Trotro part en vacances One of the staples of the frenchteacher.net site is the video listening worksheet. These are aimed at students of all levels and link out to online videos from YouTube and other sites. The example below is a free sample from the site, featuring Trotro the donkey, a favourite with French toddlers. The language is reasonably slow and comprehensible, but is scaffolded by the activities on the worksheet. It could be used with a good Y9 class, or above (low intermediate outside England and Wales). It would support the topic of holidays and contains some quite topic-specific vocabulary.
MadameSay Teaching Resources I have worked as a college French professor and as a private tutor in French for years. I currently work at a public charter school in the Denver Metro area where we use a CI/TPRS focus. I have been trained in CI/TPRS in courses taught by Blaine Ray, Carol Gaab, Stephen Krashen, and Beniko Mason. I started using CI/TPRS in the fall of 2017, and it's so exciting to see my students grow with this method. I teach lower level students (French 1 and 2) in middle school and high school. CI/TPRS. Simon’s Cat–Santa Claws MovieTalk – Williamson CI & TPRS Here are resources for doing a MovieTalk with the Simon’s Cat video called “Sa nta Claws.” A good one to do with Christmas coming soon! Structures that I choose: empezó a jugar= s/he began to play Movie Talk: Un hombre triste se pone feliz – My generation of polyglots Movie talk on the fly Recently a teacher asked me to describe how I do movie talk with my classes. I believe that Movie talk is most effective when planned out so that target structures are recycled, but thinking about Krashen’s argument for non-targeted CI has led me to feel better about all of the Movie talks that I do on the fly. Nonetheless, even with my impromptu movie talks, I am still recycling target structures by relying on the super sixteen verbs that are posted on my wall.
2018 Noël Commercial Madness! – Williamson CI & TPRS Here is the bracket and supplementary activities for the French edition of Noël Commercial Madness 2018! Announcing the French version of the 2018 Noël Commercial Madness!! This post contains the 2018 bracket along with supplementary activities. The activities document has links to Kahoots, Quizlets and ways to make each commercial comprehensible. Want to try a Movie Talk? Get to know Fritz! – I Heart Input Hey guys, I know that I have talked about Movie Talks before. I LOVE Movie Talks, and so do my students. Recently I came across a FANTASTIC clip suitable for a first-year class that you can use if you have never done a Movie Talk before and want to try one. Ladies and gentlemen, meet Fritz (Note: Thee image below is just a screenshot.

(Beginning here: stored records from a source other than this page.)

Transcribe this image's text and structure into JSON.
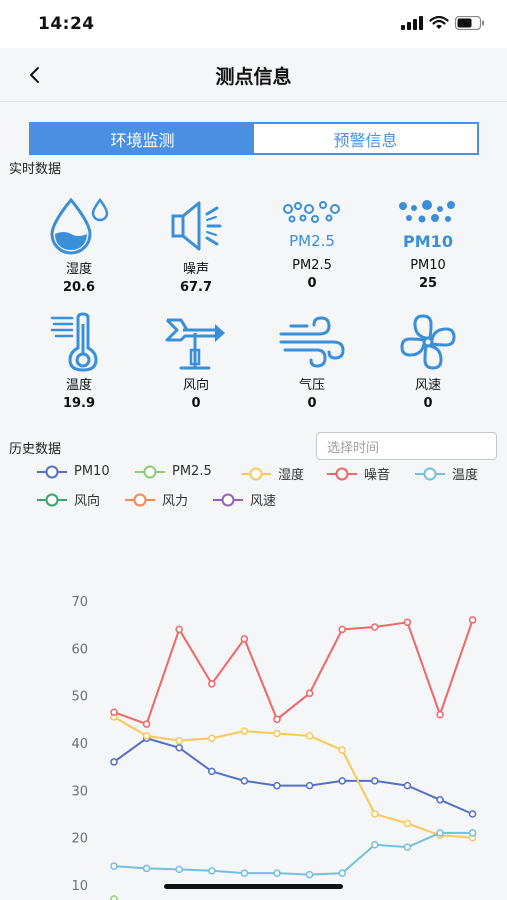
{
  "status_bar": {
    "time": "14:24"
  },
  "nav": {
    "title": "测点信息"
  },
  "tabs": [
    {
      "label": "环境监测",
      "active": true
    },
    {
      "label": "预警信息",
      "active": false
    }
  ],
  "realtime": {
    "title": "实时数据",
    "metrics": [
      {
        "label": "湿度",
        "value": "20.6",
        "icon": "water-drop-icon",
        "icon_text": ""
      },
      {
        "label": "噪声",
        "value": "67.7",
        "icon": "speaker-icon",
        "icon_text": ""
      },
      {
        "label": "PM2.5",
        "value": "0",
        "icon": "pm25-icon",
        "icon_text": "PM2.5"
      },
      {
        "label": "PM10",
        "value": "25",
        "icon": "pm10-icon",
        "icon_text": "PM10"
      },
      {
        "label": "温度",
        "value": "19.9",
        "icon": "thermometer-icon",
        "icon_text": ""
      },
      {
        "label": "风向",
        "value": "0",
        "icon": "wind-vane-icon",
        "icon_text": ""
      },
      {
        "label": "气压",
        "value": "0",
        "icon": "wind-icon",
        "icon_text": ""
      },
      {
        "label": "风速",
        "value": "0",
        "icon": "fan-icon",
        "icon_text": ""
      }
    ]
  },
  "history": {
    "title": "历史数据",
    "time_placeholder": "选择时间"
  },
  "colors": {
    "accent": "#4a90e2",
    "icon": "#3a8fd9"
  },
  "chart_data": {
    "type": "line",
    "title": "",
    "xlabel": "",
    "ylabel": "",
    "ylim": [
      10,
      70
    ],
    "y_ticks": [
      10,
      20,
      30,
      40,
      50,
      60,
      70
    ],
    "grid": false,
    "legend_position": "top",
    "x": [
      1,
      2,
      3,
      4,
      5,
      6,
      7,
      8,
      9,
      10,
      11,
      12,
      13,
      14
    ],
    "series": [
      {
        "name": "PM10",
        "color": "#5470c6",
        "values": [
          36,
          41,
          39,
          34,
          32,
          31,
          31,
          32,
          32,
          31,
          28,
          25,
          null,
          null
        ]
      },
      {
        "name": "PM2.5",
        "color": "#91cc75",
        "values": [
          null,
          null,
          null,
          null,
          null,
          null,
          null,
          null,
          null,
          null,
          null,
          null,
          null,
          null
        ]
      },
      {
        "name": "湿度",
        "color": "#fac858",
        "values": [
          45.5,
          41.5,
          40.5,
          41,
          42.5,
          42,
          41.5,
          38.5,
          25,
          23,
          20.5,
          20,
          null,
          null
        ]
      },
      {
        "name": "噪音",
        "color": "#ee6666",
        "values": [
          46.5,
          44,
          64,
          52.5,
          62,
          45,
          50.5,
          64,
          64.5,
          65.5,
          46,
          66,
          null,
          null
        ]
      },
      {
        "name": "温度",
        "color": "#73c0de",
        "values": [
          14,
          13.5,
          13.3,
          13,
          12.5,
          12.5,
          12.2,
          12.5,
          18.5,
          18,
          21,
          21,
          null,
          null
        ]
      },
      {
        "name": "风向",
        "color": "#3ba272",
        "values": []
      },
      {
        "name": "风力",
        "color": "#fc8452",
        "values": []
      },
      {
        "name": "风速",
        "color": "#9a60b4",
        "values": []
      }
    ]
  }
}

Amazon Commercial Song – You Got What I Need – Dads Who Keep Up – TV Advert Music With Prime Day not far away, Amazon’s latest TV commercial video shows a Dad trying to keep up with his daughters changing hobbies and interests, which quickly shift from ballet dancing to playing soccer, to skateboarding and eventually to BMX bike riding. But thanks to Amazon’s returns service, a huge selection of items and fast delivery, the guy just about manages to keep up and support his girl’s activities. Advert Music: (You) Got What I Need (cover). Singer: Ashton Jones. This Summer 2019 Amazon commercial song is a cover of American soul artist Freddie Scott’s ‘(You) Got What I Need’. The version playing in this Amazon TV advert was recorded by British singer Ashton Jones, who previously provided the vocals to the online retailers ‘Can You Feel It’ Christmas ad.
Todally Comprehensible Latin: CI Reading Strategies Reading in the target language can be divided into three phases: pre-reading, reading, and post-reading. Each of theses phases is important to contributing to student comprehension and literacy in the target language. Below is a list of reading stratgies which I have collected and written about on my blog (if there is not a link, it means that I plan to write about it). Why is reading important to language acquisition? According to Krashen: “Our reading ability, our ability to write in an acceptable writing style, our spelling ability, vocabulary knowledge, and our ability to handle complex syntax is the result of reading.”